Coult and Birch have described the work as both parable and fairytale, qualities which Jude Christian’s production embraces. There’s a hint of the haunted doll’s house to Violet’s world, a ghostly unreality which Rosie Elnile’s and Cécile Trémolières’ sparse designs – mingling period costume pieces with modern props – and Jackie Shemesh’s lurid lighting scheme all serve to enhance. Yet its contemporary resonances are easily detected: not just in Violet’s embodiment of female autonomy, but in Felix’s furious perplexity at an environmental crisis which, as she points out in no uncertain terms, he ought to have seen coming – if only he’d been looking.

Frances Gregory (Laura)
© Marc Brenner

Vocal performances are uniformly strong. As Felix, a stern authority figure undone by inexorable fate, Richard Burkhard’s steady, dark-hued baritone fittingly evokes the character’s Verdian forebears, while mezzo soprano Frances Gregory is a touching Laura, her timbre growing in richness as the maid gives voice to her thoroughly understandable fears. Andrew Mackenzie-Wicks brings knife-edge clarity of tone and diction to the Clock Keeper, on whom the community first pins its hopes and then turns its anger, his eventual outbursts are all the more powerful for his having appeared, silently, throughout the first, posting the town’s lost hours on a display board like bible verses. 

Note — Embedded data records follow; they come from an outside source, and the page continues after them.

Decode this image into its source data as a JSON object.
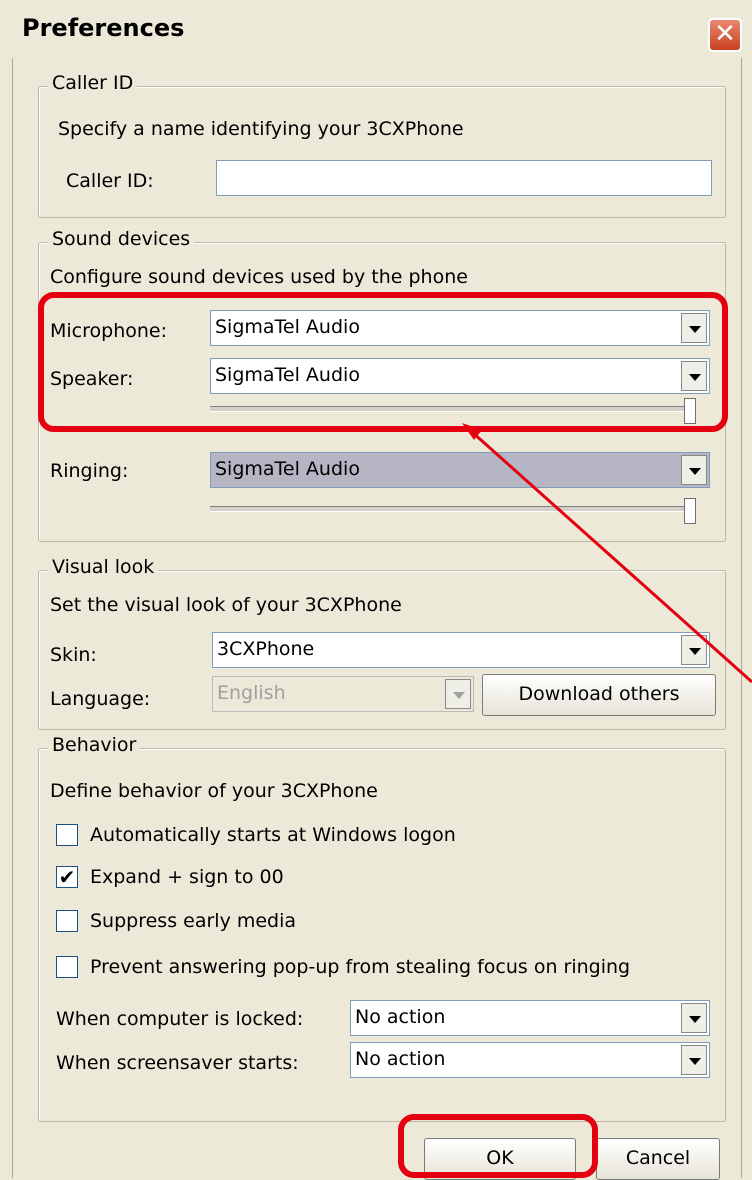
{
  "window": {
    "title": "Preferences",
    "close_symbol": "✕"
  },
  "caller_id": {
    "legend": "Caller ID",
    "description": "Specify a name identifying your 3CXPhone",
    "label": "Caller ID:",
    "value": ""
  },
  "sound": {
    "legend": "Sound devices",
    "description": "Configure sound devices used by the phone",
    "microphone_label": "Microphone:",
    "microphone_value": "SigmaTel Audio",
    "speaker_label": "Speaker:",
    "speaker_value": "SigmaTel Audio",
    "speaker_volume": 1.0,
    "ringing_label": "Ringing:",
    "ringing_value": "SigmaTel Audio",
    "ringing_volume": 1.0
  },
  "visual": {
    "legend": "Visual look",
    "description": "Set the visual look of your 3CXPhone",
    "skin_label": "Skin:",
    "skin_value": "3CXPhone",
    "language_label": "Language:",
    "language_value": "English",
    "download_label": "Download others"
  },
  "behavior": {
    "legend": "Behavior",
    "description": "Define behavior of your 3CXPhone",
    "options": [
      {
        "label": "Automatically starts at Windows logon",
        "checked": false
      },
      {
        "label": "Expand + sign to 00",
        "checked": true
      },
      {
        "label": "Suppress early media",
        "checked": false
      },
      {
        "label": "Prevent answering pop-up from stealing focus on ringing",
        "checked": false
      }
    ],
    "locked_label": "When computer is locked:",
    "locked_value": "No action",
    "screensaver_label": "When screensaver starts:",
    "screensaver_value": "No action"
  },
  "buttons": {
    "ok": "OK",
    "cancel": "Cancel"
  },
  "annotation_color": "#e4000f"
}
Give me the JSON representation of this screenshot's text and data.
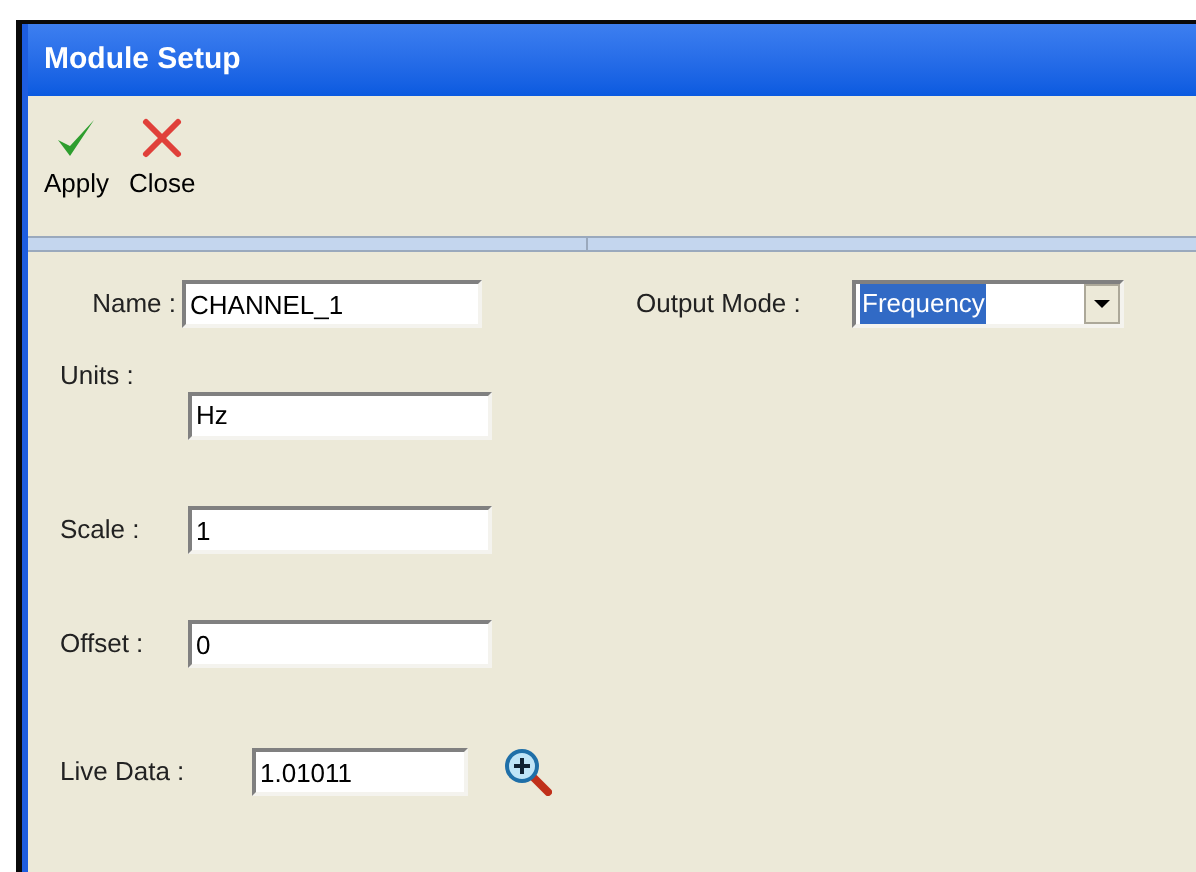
{
  "window": {
    "title": "Module Setup"
  },
  "toolbar": [
    {
      "kind": "apply",
      "label": "Apply"
    },
    {
      "kind": "close",
      "label": "Close"
    }
  ],
  "fields": [
    {
      "label": "Name :",
      "value": "CHANNEL_1"
    },
    {
      "label": "Units :",
      "value": "Hz"
    },
    {
      "label": "Scale :",
      "value": "1"
    },
    {
      "label": "Offset :",
      "value": "0"
    }
  ],
  "live_data": {
    "label": "Live Data :",
    "value": "1.01011"
  },
  "output_mode": {
    "label": "Output Mode :",
    "value": "Frequency"
  }
}
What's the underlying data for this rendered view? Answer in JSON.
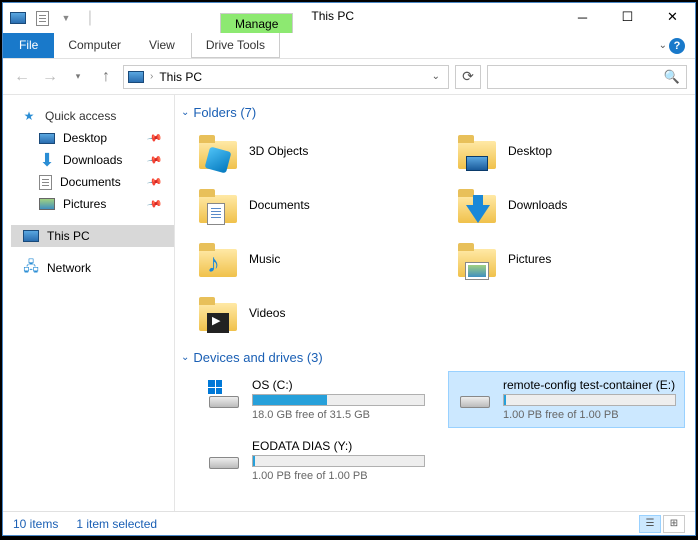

Richard Burkhard (Felix) and Andrew Mackenzie-Wicks (Clock Keeper)
© Marc Brenner

Doll-like in her bare feet and Pippi Longstocking pigtails, Anna Dennis’ Violet visibly matures as the opera progresses, clockwork movements giving way to an easy, assured physicality as she reclaims her power. Coult’s writing for her is a touch less nuanced, fixating on her stellar upper register to the occasional neglect of expressive depth, but Dennis delivers it with crystalline poise and pinpoint accuracy, and its ethereal quality is at least in keeping with her character’s detachment. Her obsessive, straight-toned repetition of a simple “yes...yes...yes”, in response to reports of ever more horrifying events in the community (eventually including her own husband's execution) is especially haunting. 

At just one hour and forty minutes in length, the opera is satisfyingly concise and steadily paced, while still allowing each of its four characters room for an expansive soliloquy where it counts. The final sequence, an extended computer animation, arguably runs too long, and too far into outright surrealism to pack the necessary punch, but future productions may well make more sense of that. And presumably they’ll have the chance: Violet surely has the bones to weather any number of interpretations. Let’s just hope there’s time.